Here you will texts that our family has memorized together. In 2019, when my children were 6 and 9, we finally started memorizing and working on recitations. Before that, I hadn’t really known how to do this. It seemed … mysterious.
What finally compelled me to begin was listening to a podcast about memorization work that talked about what happens when we memorize a text — we take it inside ourselves and have access to its language in an intimate way. The words themselves; the cadence of the lines; the messages — these become part of us.
Religious families of course have their children memorize scripture for this reason. Our family’s faith practices are rather eclectic and lean toward agnosticism in beliefs, but we love poetry. And words in general. Almost every year since my husband and I were married in 2000, we have included a favorite poem in our annual winter card to friends and family. What would it be like if we got to know these poems — and others — even better?
So, I pulled together some of our long-time favorites and we began memorizing all together after dinner each night. It turns out that it’s not that mysterious or difficult! We simply add two or so more lines each night to what we’ve already learned. We begin by reviewing the earlier parts of the poem, each of us taking turns either reciting or holding the poem itself (I put the poems we are learning and have learned in a little three-ring binder so they’re easily accessible). Then we learn two more lines: one person reads each line aloud, and we repeat. We do regularly revisit older poems too, in order to keep them in our mind.
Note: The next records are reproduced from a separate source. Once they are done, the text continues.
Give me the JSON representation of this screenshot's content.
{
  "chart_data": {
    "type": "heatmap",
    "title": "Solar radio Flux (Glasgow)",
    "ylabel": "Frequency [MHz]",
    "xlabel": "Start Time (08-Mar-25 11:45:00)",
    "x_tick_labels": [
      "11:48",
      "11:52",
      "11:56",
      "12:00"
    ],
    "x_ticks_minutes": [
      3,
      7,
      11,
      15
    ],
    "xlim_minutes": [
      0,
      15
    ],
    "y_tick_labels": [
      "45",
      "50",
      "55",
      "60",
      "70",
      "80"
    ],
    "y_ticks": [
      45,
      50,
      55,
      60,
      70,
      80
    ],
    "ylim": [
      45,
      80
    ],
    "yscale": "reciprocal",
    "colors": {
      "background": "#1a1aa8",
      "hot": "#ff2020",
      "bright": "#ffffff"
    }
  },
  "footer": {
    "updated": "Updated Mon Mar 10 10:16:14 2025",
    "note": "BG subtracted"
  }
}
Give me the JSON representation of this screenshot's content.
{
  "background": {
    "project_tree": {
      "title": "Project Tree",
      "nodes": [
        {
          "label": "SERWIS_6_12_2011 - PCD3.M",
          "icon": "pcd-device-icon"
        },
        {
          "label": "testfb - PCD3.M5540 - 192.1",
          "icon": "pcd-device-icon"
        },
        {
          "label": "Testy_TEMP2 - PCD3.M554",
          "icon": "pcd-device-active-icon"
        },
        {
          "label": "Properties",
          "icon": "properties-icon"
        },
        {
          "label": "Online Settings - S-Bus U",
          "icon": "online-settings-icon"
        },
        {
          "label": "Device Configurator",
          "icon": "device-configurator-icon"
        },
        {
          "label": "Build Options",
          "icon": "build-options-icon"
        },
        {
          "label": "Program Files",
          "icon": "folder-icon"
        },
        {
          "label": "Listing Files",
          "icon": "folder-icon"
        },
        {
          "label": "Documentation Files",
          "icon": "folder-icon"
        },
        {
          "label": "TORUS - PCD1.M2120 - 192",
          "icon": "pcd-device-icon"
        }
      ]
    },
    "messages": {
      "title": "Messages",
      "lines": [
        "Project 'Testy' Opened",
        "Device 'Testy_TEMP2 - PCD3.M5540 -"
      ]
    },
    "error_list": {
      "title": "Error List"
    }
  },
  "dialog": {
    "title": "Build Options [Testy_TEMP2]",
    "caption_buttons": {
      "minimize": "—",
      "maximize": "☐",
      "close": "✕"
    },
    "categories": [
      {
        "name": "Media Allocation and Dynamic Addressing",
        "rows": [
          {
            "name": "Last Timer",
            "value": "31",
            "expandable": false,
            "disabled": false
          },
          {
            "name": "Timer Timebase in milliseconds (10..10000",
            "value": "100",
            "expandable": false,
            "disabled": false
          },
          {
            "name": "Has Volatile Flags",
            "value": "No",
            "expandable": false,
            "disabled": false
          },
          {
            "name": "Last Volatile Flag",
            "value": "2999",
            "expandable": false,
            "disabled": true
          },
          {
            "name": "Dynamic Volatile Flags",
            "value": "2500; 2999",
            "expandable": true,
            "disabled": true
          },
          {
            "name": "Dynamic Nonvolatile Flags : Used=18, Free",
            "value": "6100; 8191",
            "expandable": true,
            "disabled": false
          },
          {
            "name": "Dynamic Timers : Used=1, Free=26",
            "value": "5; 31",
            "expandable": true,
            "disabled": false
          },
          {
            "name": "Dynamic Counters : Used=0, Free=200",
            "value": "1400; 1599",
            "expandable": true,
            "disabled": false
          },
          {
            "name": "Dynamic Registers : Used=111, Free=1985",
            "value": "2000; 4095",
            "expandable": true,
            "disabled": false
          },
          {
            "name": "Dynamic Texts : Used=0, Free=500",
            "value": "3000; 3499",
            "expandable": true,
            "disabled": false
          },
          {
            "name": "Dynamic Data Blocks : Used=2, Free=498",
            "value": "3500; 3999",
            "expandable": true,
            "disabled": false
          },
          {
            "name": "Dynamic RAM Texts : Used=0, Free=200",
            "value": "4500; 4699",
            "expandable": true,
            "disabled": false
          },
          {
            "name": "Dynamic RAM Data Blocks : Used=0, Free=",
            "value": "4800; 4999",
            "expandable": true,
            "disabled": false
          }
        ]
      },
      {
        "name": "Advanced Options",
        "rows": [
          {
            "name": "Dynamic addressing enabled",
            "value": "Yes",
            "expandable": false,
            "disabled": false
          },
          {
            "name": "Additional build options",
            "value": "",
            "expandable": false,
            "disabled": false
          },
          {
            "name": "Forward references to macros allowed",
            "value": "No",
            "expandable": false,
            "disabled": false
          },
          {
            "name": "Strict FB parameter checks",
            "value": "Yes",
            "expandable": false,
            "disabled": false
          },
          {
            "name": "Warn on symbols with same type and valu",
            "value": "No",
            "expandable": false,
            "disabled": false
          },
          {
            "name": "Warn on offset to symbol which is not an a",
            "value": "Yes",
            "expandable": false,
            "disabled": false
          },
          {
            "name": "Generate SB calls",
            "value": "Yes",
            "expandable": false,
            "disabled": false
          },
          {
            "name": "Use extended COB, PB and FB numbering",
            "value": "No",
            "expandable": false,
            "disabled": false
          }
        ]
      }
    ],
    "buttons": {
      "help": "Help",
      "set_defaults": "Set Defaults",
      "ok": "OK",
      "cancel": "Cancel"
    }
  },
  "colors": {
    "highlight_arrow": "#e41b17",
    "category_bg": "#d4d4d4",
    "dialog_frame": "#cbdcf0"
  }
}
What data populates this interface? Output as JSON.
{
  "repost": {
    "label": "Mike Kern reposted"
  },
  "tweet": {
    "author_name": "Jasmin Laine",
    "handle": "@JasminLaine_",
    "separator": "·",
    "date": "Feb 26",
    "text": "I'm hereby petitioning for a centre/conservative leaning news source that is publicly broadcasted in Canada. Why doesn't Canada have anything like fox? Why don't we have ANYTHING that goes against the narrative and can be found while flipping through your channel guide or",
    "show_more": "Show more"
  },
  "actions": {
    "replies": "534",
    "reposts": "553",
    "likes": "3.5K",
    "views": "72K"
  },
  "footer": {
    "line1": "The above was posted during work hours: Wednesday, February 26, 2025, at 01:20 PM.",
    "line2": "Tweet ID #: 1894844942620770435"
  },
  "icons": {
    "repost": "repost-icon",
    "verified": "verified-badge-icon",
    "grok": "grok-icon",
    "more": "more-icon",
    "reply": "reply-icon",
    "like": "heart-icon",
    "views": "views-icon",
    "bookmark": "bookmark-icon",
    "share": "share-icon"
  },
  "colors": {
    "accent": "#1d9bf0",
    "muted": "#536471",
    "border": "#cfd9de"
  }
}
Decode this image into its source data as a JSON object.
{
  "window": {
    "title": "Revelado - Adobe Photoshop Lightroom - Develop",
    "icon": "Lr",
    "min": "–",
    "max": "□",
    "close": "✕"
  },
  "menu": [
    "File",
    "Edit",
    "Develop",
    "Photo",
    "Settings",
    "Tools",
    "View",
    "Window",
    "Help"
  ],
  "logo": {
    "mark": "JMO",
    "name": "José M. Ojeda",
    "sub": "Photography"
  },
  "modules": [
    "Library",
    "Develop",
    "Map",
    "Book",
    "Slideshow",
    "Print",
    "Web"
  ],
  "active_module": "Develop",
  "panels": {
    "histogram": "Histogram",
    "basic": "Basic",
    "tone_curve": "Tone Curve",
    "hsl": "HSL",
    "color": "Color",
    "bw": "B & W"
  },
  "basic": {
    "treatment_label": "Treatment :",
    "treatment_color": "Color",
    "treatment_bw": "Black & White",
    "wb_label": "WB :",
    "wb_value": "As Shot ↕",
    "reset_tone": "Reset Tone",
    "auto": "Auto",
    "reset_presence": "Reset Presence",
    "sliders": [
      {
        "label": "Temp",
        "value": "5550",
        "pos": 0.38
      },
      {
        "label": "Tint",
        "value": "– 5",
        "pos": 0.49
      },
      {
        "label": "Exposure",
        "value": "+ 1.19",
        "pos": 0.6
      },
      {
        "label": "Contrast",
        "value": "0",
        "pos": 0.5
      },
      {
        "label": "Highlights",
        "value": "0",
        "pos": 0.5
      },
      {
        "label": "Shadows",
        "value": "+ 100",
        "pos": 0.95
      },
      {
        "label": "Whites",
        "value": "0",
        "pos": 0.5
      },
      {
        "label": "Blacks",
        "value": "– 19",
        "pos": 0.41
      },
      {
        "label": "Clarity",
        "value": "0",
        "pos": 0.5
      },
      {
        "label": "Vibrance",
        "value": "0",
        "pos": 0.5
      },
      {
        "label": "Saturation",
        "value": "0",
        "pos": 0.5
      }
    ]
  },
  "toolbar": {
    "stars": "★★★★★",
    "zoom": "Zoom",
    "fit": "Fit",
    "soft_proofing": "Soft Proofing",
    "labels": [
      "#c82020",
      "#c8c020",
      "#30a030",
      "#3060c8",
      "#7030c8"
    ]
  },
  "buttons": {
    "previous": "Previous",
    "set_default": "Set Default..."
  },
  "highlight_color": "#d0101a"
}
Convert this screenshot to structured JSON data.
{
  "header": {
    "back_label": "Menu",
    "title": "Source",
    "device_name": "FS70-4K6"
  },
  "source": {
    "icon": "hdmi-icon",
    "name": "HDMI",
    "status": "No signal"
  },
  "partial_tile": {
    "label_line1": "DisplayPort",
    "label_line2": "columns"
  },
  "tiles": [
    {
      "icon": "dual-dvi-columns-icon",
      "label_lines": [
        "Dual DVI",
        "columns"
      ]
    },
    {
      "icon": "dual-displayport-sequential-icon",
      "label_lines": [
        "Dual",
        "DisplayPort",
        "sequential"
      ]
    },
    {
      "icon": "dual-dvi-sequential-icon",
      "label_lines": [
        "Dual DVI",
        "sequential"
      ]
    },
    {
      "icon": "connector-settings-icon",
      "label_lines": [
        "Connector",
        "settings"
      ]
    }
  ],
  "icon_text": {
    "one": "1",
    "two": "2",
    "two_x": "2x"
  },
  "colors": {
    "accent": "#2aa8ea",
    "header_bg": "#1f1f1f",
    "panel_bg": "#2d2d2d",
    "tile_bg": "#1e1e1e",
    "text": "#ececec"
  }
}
The experience has been so fulfilling. There’s something amazing about hearing our children recite, from memory, the eloquent wise words of our favorite poets and writers. And, I love having these words in my heart too!
In time, we hope to work up to much longer pieces, including quotes and speeches. What I’ve recorded here are the texts we’ve memorized, in order that we chose them. While I think this is a fabulous collection because it’s meaningful to me, I encourage each family to find texts that are meaningful to them, whether that be holy words from their faith tradition or favorite poems.